───── Given records

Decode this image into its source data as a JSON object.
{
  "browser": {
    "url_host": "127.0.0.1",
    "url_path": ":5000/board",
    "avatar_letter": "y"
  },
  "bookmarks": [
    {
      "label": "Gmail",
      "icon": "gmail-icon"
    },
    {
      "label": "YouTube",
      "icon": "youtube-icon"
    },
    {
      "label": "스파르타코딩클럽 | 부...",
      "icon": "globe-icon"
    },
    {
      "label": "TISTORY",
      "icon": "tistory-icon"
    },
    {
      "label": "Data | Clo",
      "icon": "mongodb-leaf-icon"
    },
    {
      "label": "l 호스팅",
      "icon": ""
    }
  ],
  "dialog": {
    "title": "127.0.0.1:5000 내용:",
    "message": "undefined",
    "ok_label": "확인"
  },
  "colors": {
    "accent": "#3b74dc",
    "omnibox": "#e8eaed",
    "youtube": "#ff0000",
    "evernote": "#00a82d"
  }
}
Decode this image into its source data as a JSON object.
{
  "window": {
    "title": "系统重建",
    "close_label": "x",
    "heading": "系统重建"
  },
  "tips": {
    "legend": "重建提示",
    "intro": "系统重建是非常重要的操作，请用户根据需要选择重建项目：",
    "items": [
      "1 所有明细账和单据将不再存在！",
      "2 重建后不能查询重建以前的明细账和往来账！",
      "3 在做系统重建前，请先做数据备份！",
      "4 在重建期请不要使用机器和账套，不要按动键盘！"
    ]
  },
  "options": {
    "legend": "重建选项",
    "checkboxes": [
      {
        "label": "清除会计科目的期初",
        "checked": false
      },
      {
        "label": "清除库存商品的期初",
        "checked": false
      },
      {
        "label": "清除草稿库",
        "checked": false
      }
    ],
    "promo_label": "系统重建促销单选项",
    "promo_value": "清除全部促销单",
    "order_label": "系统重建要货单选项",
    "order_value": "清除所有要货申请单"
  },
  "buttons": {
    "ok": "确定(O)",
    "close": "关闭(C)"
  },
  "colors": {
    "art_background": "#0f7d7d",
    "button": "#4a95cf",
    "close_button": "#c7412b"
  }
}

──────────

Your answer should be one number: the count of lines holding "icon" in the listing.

6